Given today’s demanding wastewater treatment regulatory landscape, the proper handling of sludge is a very important component of the design and operation of any size of wastewater treatment plant (WWTP) municipality. The ultimate mission of any such plant is to separate solids from water, and to disinfect both to different degrees by removing organic and inorganic contaminants, which may be hazardous or toxic to humans or have detrimental effects on the environment. Therefore, a key element in the wastewater treatment process is the Belt Press, which is used to dewater the sludge and change it from a liquid to a solid. In a progressive effort to adhere to West Virginia’s recently stringent uniform water treatment regulations regarding land application of treated bio solids, West Virginia’s City of Nitro Waste Treatment Plant (NWTP) sought out a superior solution to their existing Belt Press. The antiquated system was not performing at optimal levels, didn’t have the capacity to handle their sludge loading, and required excessive system maintenance. Located between two of the Mountain State’s largest cities of Huntington and Charleston, Nitro was originally born as a "Boom Town" during America’s mobilization for World War I for the production of gun powder. Now celebrating a centennial in 2017, NWTP is nestled near a coal burning power plant and services approximately 4,500 customers within the regions’ 7,178 population.
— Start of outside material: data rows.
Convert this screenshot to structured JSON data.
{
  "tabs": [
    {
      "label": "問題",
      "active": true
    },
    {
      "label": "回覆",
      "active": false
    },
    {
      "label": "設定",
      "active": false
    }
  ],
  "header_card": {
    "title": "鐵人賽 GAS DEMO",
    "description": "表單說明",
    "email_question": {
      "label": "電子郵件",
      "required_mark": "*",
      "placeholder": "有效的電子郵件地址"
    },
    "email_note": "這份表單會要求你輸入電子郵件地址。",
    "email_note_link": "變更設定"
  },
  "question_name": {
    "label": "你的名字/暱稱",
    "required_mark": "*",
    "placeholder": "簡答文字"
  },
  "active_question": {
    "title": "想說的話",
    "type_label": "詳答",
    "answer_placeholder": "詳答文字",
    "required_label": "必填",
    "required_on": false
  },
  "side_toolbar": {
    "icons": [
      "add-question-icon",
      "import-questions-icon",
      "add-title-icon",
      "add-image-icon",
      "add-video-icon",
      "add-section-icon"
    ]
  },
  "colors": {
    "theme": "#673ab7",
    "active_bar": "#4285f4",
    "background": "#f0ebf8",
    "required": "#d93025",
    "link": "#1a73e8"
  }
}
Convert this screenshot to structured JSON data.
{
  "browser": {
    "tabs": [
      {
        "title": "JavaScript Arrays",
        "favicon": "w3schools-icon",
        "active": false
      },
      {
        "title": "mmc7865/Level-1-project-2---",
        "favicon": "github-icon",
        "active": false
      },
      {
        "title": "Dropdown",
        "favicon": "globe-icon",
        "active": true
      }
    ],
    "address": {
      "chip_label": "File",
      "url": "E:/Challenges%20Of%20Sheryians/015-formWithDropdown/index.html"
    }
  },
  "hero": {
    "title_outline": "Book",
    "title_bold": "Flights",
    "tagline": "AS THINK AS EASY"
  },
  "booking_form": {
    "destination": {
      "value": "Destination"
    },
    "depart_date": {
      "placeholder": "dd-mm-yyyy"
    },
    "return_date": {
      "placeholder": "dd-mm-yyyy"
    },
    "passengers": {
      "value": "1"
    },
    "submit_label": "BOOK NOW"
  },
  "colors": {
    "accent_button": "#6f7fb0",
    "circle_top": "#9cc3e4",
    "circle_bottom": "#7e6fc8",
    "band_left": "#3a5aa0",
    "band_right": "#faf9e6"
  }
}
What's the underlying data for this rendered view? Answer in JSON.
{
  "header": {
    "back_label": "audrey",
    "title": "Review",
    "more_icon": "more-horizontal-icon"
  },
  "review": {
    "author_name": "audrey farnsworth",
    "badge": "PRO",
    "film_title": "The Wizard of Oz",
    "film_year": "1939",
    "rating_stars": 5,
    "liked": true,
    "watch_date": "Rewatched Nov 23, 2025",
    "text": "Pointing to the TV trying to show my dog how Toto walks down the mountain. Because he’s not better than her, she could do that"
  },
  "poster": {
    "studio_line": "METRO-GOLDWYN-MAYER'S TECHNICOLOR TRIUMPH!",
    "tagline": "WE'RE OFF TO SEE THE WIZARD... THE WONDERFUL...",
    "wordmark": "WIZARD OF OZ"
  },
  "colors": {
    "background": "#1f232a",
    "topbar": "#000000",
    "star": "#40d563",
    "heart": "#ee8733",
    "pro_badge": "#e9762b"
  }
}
Having researched Belt Press system options via visiting a number of different installations for nearly three years, Danny Lewis, NWTP’s Plant Superintendent, discovered a Belt Press system in operation at a wastewater treatment plant in Williamstown, WV. The plant’s superintendent, Bob Stirling, noted that it was a Gemini Belt Press from OR-TEC, Inc. (Maple Heights, OH). With previous experience using OR-TEC’s Screw Screens successfully for a number of years at the inlet of their plant to remove non organic debris (plastics, rags, sticks etc.), Lewis invited OR-TEC to bid on their new system. Matching the specifications from the Williamstown plant operation, OR-TEC provided Lewis with a detailed engineered specification proposal. At 2.2 metres wide, the Gemini Series Belt Press is the largest made by OR-TEC and is ideal for the medium to large size WWTP. The double belt system is constructed of stainless steel as it is far better material in wet/corrosive environments. This press combines a gravity drainage zone, a squeezing zone, and high pressure shear zone to provide a large dry solids throughput of up to 1,500 lbs. per hour, low polymer usage, high solids capture rate, and an excellent final cake.
The unit has a large flocculation tank with a variable speed mixer which allows the sludge and polymer solution to be thoroughly mixed. This flocculation process is critical to the dewatering process as it helps to separate the water and the sludge; the sludge then forms into small popcorn size balls in the water. The variable speed mixer allows operators to easily change the mixing energy which helps ensure the best possible flocculation. Following the flocculation tank, the sludge enters a large gravity zone where plows and dewatering rollers begin the process of thickening the sludge. From here, the thickened sludge enters a low pressure zone which features a large perforated stainless steel roller followed by an increasing pressure wedge zone. The final dewatering zone is a high pressure area where multiple rollers of decreasing diameter continue to squeeze and dewater the sludge.
A single control panel is used for all this equipment, and the Belt Press system also features electric actuation so no hydraulics or pneumatics are needed. These electrically actuated belt tracking and tensioning systems are controlled by the onboard programmable logic controllers (PLC’s) in the Belt Press panel. Ultimately, this means there’s no need to have a separate pneumatic or hydraulic system to operate and maintain tracking and tensioning of the belts. OR-TEC advised and supplied all aspects of Nitro’s system, adding value via working out all of the kinks at every stage of implementation. Some of these variables included trouble-shooting wiring of the control panel on the wall, upgrading to the recommended stainless steel at no additional cost, and providing conveyers that would typically need to be sourced out. These value-added benefits are particularly important for a smaller plant as no installation or maintenance crews are required.
Delivered in September 2016, Nitro’s new Belt Press system has now been in operation for months and running at advanced capacity and performance. According to NWTP’s Danny Lewis, “The system handles a lot of throughput, so there is substantially less for operators to deal with on a daily basis. There’s no oil, filters, or air supply needed so it’s more user friendly, easier to operate, and maintain.”